- Northwest Passageway – This area is home to whales, narwhals, Arctic foxes, walruses, and seals.
- East Greenland – See muskox, Arctic foxes, polar bears, caribou, lemmings, and ptarmigans.
- Spitsbergen – Polar bears, Arctic foxes, and walruses live on this island, the northernmost one on earth.
The Most Dangerous Animals In the Arctic Today
While many animals that live here are non-threatening, there are some dangerous Arctic animals. More people are not hurt each year because very few venture above the Arctic Circle. These dangerous animals include:
- Polar bears – Between 1870 and 2014, 73 people were attacked by polar bears, with 20 dying.
- Moose – Two or three people are killed annually by moose.
- Grizzly bears – These very territorial native animals kill two or three people annually.
Sadly, there are many endangered animals in this region. These endangered animals include:
Arctic Ocean Animals
Arctic Ocean Animals List
Animals in Arctic FAQs (Frequently Asked Questions)
What type of animals are in the Arctic?
About 67 species of terrestrial native mammals and 35 species of marine mammals live in the Arctic. Over 200 bird species spend at least part of the year in this region. Additionally, five amphibians and one reptile live in the tundra. Some of these animals may go extinct.
Why are some Artic animals going extinct?
There are many reasons that native Artic animals are going extinct. For example, overhunting has lowered the number of Arctic foxes while climate change has dramatically reduced reindeer numbers.

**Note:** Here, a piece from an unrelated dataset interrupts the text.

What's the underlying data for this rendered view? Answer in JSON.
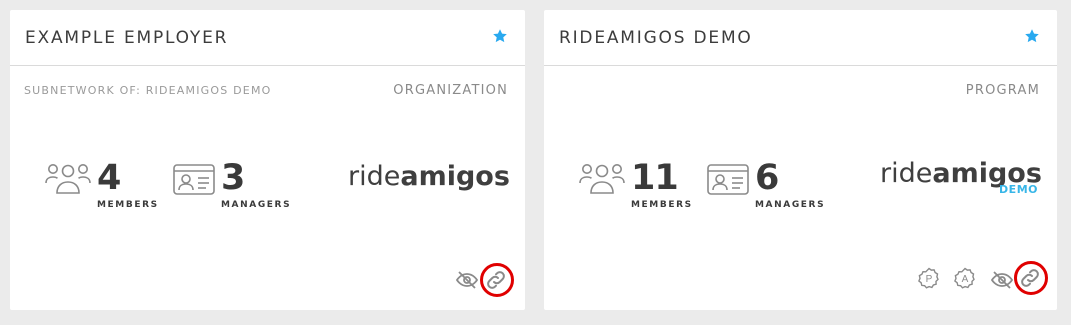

Ingesting animals who had consumed DDT-containing prey reduced the number of Arctic peregrine falcons. Loss of habitat due to oil and gas exploration threatens caribou.